Give the records again, every one, exactly.
○ ○ ○ ○ ○ ○ ○
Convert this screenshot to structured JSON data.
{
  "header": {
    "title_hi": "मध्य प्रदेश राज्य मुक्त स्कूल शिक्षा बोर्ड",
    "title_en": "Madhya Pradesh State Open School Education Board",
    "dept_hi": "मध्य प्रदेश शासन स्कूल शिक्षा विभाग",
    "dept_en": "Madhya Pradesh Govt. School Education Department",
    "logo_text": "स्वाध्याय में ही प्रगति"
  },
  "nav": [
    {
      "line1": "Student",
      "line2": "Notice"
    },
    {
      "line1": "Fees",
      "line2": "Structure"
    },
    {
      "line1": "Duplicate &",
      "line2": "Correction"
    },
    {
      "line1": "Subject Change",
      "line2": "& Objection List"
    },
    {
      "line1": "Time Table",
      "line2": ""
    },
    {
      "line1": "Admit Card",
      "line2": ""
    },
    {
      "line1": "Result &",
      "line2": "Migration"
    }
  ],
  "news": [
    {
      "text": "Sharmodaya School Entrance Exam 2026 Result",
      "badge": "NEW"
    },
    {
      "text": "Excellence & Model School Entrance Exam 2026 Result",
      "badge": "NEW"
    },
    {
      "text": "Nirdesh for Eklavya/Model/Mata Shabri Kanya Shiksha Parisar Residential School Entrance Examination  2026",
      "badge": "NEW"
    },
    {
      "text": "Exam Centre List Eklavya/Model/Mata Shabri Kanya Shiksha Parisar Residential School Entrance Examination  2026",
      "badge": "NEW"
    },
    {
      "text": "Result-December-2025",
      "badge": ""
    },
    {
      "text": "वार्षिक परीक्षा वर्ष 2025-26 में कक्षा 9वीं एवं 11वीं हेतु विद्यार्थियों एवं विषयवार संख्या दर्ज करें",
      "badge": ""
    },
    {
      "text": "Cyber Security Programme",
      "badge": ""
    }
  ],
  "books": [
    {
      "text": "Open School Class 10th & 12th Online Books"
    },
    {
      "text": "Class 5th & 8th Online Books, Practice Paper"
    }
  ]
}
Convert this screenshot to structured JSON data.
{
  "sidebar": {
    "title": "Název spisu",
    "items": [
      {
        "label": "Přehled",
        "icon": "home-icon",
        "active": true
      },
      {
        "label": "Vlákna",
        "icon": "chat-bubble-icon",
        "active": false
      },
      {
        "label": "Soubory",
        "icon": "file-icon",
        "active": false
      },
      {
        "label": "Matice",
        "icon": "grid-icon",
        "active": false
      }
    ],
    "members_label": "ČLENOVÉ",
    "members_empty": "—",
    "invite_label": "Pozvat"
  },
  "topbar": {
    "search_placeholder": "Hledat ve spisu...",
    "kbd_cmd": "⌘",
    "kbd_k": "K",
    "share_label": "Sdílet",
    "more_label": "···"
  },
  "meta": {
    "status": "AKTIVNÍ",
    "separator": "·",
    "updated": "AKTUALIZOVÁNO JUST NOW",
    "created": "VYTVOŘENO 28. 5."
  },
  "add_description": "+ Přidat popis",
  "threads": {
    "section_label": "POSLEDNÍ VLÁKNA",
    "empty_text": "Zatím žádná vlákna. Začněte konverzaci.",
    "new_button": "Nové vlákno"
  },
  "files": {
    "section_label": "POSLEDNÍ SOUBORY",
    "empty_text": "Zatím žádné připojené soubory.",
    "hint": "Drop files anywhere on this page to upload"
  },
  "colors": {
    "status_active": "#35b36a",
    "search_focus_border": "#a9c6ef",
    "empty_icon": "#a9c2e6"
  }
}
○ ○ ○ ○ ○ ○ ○
RESPONSE TO THIS EXERCISE:
Convert this screenshot to structured JSON data.
{
  "header": {
    "title_hi": "मध्य प्रदेश राज्य मुक्त स्कूल शिक्षा बोर्ड",
    "title_en": "Madhya Pradesh State Open School Education Board",
    "dept_hi": "मध्य प्रदेश शासन स्कूल शिक्षा विभाग",
    "dept_en": "Madhya Pradesh Govt. School Education Department",
    "logo_text": "स्वाध्याय में ही प्रगति"
  },
  "nav": [
    {
      "line1": "Student",
      "line2": "Notice"
    },
    {
      "line1": "Fees",
      "line2": "Structure"
    },
    {
      "line1": "Duplicate &",
      "line2": "Correction"
    },
    {
      "line1": "Subject Change",
      "line2": "& Objection List"
    },
    {
      "line1": "Time Table",
      "line2": ""
    },
    {
      "line1": "Admit Card",
      "line2": ""
    },
    {
      "line1": "Result &",
      "line2": "Migration"
    }
  ],
  "news": [
    {
      "text": "Sharmodaya School Entrance Exam 2026 Result",
      "badge": "NEW"
    },
    {
      "text": "Excellence & Model School Entrance Exam 2026 Result",
      "badge": "NEW"
    },
    {
      "text": "Nirdesh for Eklavya/Model/Mata Shabri Kanya Shiksha Parisar Residential School Entrance Examination  2026",
      "badge": "NEW"
    },
    {
      "text": "Exam Centre List Eklavya/Model/Mata Shabri Kanya Shiksha Parisar Residential School Entrance Examination  2026",
      "badge": "NEW"
    },
    {
      "text": "Result-December-2025",
      "badge": ""
    },
    {
      "text": "वार्षिक परीक्षा वर्ष 2025-26 में कक्षा 9वीं एवं 11वीं हेतु विद्यार्थियों एवं विषयवार संख्या दर्ज करें",
      "badge": ""
    },
    {
      "text": "Cyber Security Programme",
      "badge": ""
    }
  ],
  "books": [
    {
      "text": "Open School Class 10th & 12th Online Books"
    },
    {
      "text": "Class 5th & 8th Online Books, Practice Paper"
    }
  ]
}
Convert this screenshot to structured JSON data.
{
  "sidebar": {
    "title": "Název spisu",
    "items": [
      {
        "label": "Přehled",
        "icon": "home-icon",
        "active": true
      },
      {
        "label": "Vlákna",
        "icon": "chat-bubble-icon",
        "active": false
      },
      {
        "label": "Soubory",
        "icon": "file-icon",
        "active": false
      },
      {
        "label": "Matice",
        "icon": "grid-icon",
        "active": false
      }
    ],
    "members_label": "ČLENOVÉ",
    "members_empty": "—",
    "invite_label": "Pozvat"
  },
  "topbar": {
    "search_placeholder": "Hledat ve spisu...",
    "kbd_cmd": "⌘",
    "kbd_k": "K",
    "share_label": "Sdílet",
    "more_label": "···"
  },
  "meta": {
    "status": "AKTIVNÍ",
    "separator": "·",
    "updated": "AKTUALIZOVÁNO JUST NOW",
    "created": "VYTVOŘENO 28. 5."
  },
  "add_description": "+ Přidat popis",
  "threads": {
    "section_label": "POSLEDNÍ VLÁKNA",
    "empty_text": "Zatím žádná vlákna. Začněte konverzaci.",
    "new_button": "Nové vlákno"
  },
  "files": {
    "section_label": "POSLEDNÍ SOUBORY",
    "empty_text": "Zatím žádné připojené soubory.",
    "hint": "Drop files anywhere on this page to upload"
  },
  "colors": {
    "status_active": "#35b36a",
    "search_focus_border": "#a9c6ef",
    "empty_icon": "#a9c2e6"
  }
}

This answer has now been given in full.